#### STORED DATA
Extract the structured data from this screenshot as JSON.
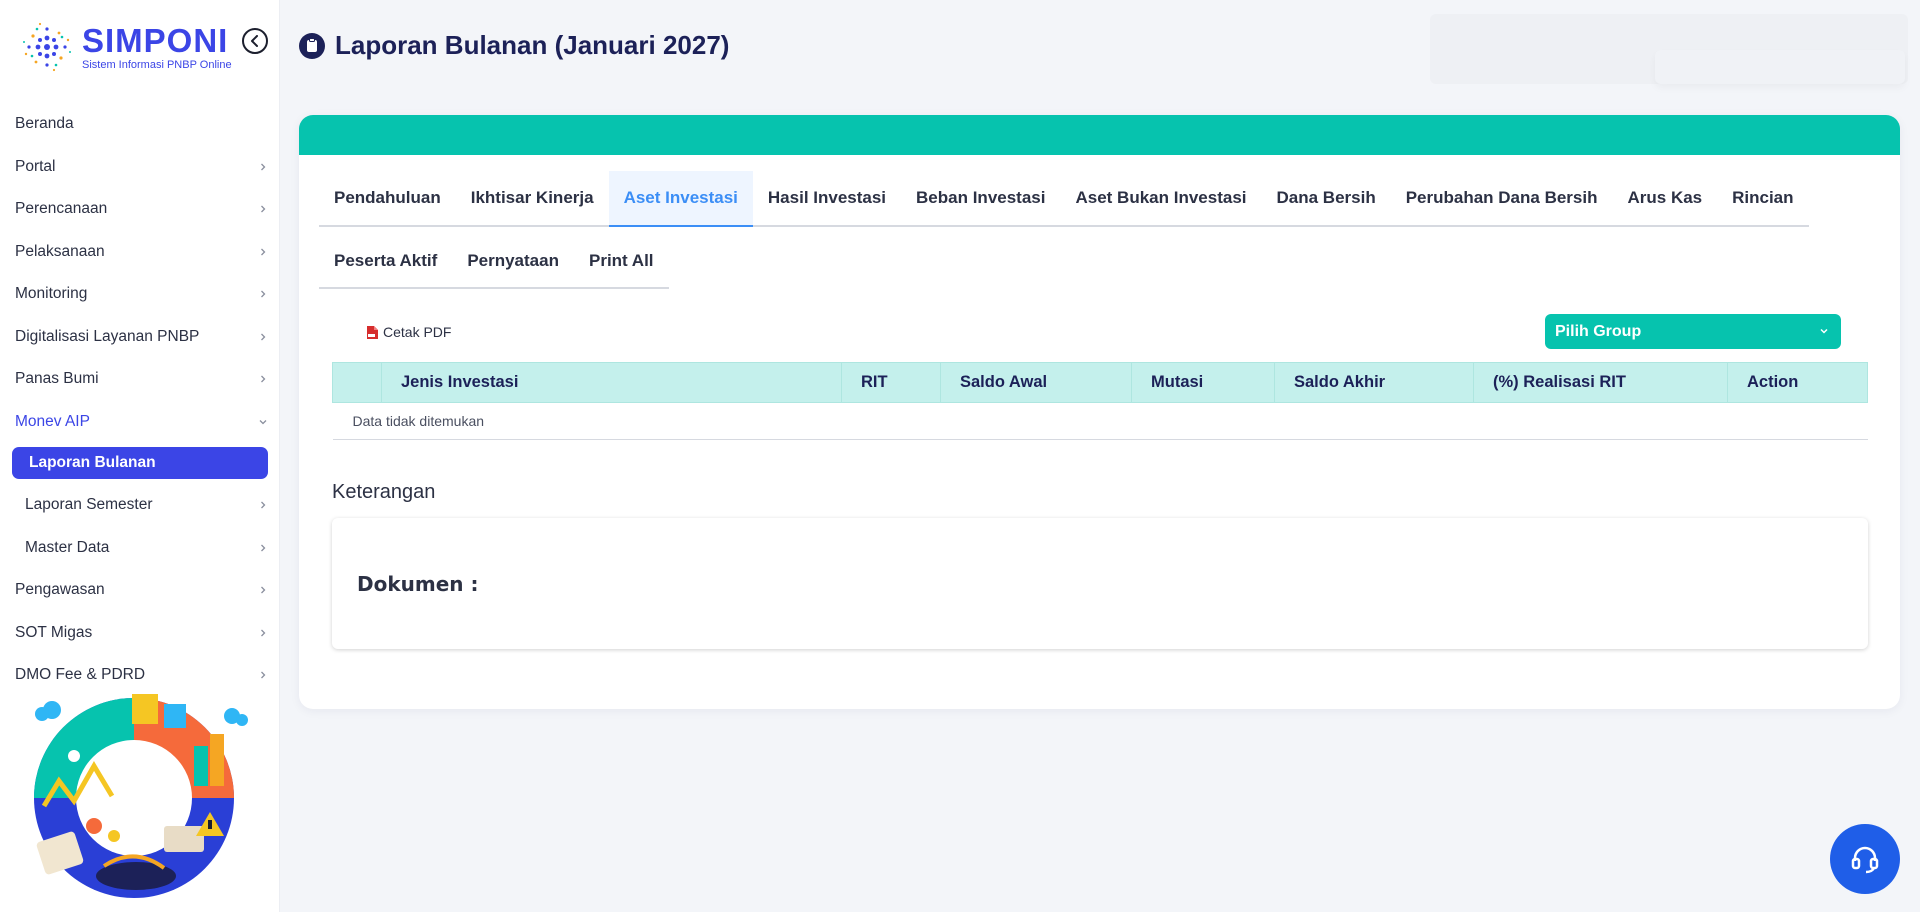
{
  "brand": {
    "name": "SIMPONI",
    "subtitle": "Sistem Informasi PNBP Online"
  },
  "sidebar": {
    "items": [
      {
        "label": "Beranda"
      },
      {
        "label": "Portal"
      },
      {
        "label": "Perencanaan"
      },
      {
        "label": "Pelaksanaan"
      },
      {
        "label": "Monitoring"
      },
      {
        "label": "Digitalisasi Layanan PNBP"
      },
      {
        "label": "Panas Bumi"
      },
      {
        "label": "Monev AIP"
      },
      {
        "label": "Laporan Bulanan"
      },
      {
        "label": "Laporan Semester"
      },
      {
        "label": "Master Data"
      },
      {
        "label": "Pengawasan"
      },
      {
        "label": "SOT Migas"
      },
      {
        "label": "DMO Fee & PDRD"
      }
    ]
  },
  "header": {
    "title": "Laporan Bulanan (Januari 2027)"
  },
  "tabs": {
    "row1": [
      "Pendahuluan",
      "Ikhtisar Kinerja",
      "Aset Investasi",
      "Hasil Investasi",
      "Beban Investasi",
      "Aset Bukan Investasi",
      "Dana Bersih",
      "Perubahan Dana Bersih",
      "Arus Kas",
      "Rincian"
    ],
    "row2": [
      "Peserta Aktif",
      "Pernyataan",
      "Print All"
    ],
    "active": "Aset Investasi"
  },
  "toolbar": {
    "pdf_label": "Cetak PDF",
    "group_placeholder": "Pilih Group"
  },
  "table": {
    "headers": [
      "",
      "Jenis Investasi",
      "RIT",
      "Saldo Awal",
      "Mutasi",
      "Saldo Akhir",
      "(%) Realisasi RIT",
      "Action"
    ],
    "empty_text": "Data tidak ditemukan"
  },
  "keterangan": {
    "title": "Keterangan",
    "dokumen_label": "Dokumen :"
  },
  "colors": {
    "primary": "#3b45e6",
    "teal": "#06c3ae",
    "tab_active": "#3b8ef6",
    "header_bg": "#c4f0ec"
  }
}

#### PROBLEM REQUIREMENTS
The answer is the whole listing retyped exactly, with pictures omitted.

#### THE COMPLETED TASK
Extract the structured data from this screenshot as JSON.
{
  "brand": {
    "name": "SIMPONI",
    "subtitle": "Sistem Informasi PNBP Online"
  },
  "sidebar": {
    "items": [
      {
        "label": "Beranda"
      },
      {
        "label": "Portal"
      },
      {
        "label": "Perencanaan"
      },
      {
        "label": "Pelaksanaan"
      },
      {
        "label": "Monitoring"
      },
      {
        "label": "Digitalisasi Layanan PNBP"
      },
      {
        "label": "Panas Bumi"
      },
      {
        "label": "Monev AIP"
      },
      {
        "label": "Laporan Bulanan"
      },
      {
        "label": "Laporan Semester"
      },
      {
        "label": "Master Data"
      },
      {
        "label": "Pengawasan"
      },
      {
        "label": "SOT Migas"
      },
      {
        "label": "DMO Fee & PDRD"
      }
    ]
  },
  "header": {
    "title": "Laporan Bulanan (Januari 2027)"
  },
  "tabs": {
    "row1": [
      "Pendahuluan",
      "Ikhtisar Kinerja",
      "Aset Investasi",
      "Hasil Investasi",
      "Beban Investasi",
      "Aset Bukan Investasi",
      "Dana Bersih",
      "Perubahan Dana Bersih",
      "Arus Kas",
      "Rincian"
    ],
    "row2": [
      "Peserta Aktif",
      "Pernyataan",
      "Print All"
    ],
    "active": "Aset Investasi"
  },
  "toolbar": {
    "pdf_label": "Cetak PDF",
    "group_placeholder": "Pilih Group"
  },
  "table": {
    "headers": [
      "",
      "Jenis Investasi",
      "RIT",
      "Saldo Awal",
      "Mutasi",
      "Saldo Akhir",
      "(%) Realisasi RIT",
      "Action"
    ],
    "empty_text": "Data tidak ditemukan"
  },
  "keterangan": {
    "title": "Keterangan",
    "dokumen_label": "Dokumen :"
  },
  "colors": {
    "primary": "#3b45e6",
    "teal": "#06c3ae",
    "tab_active": "#3b8ef6",
    "header_bg": "#c4f0ec"
  }
}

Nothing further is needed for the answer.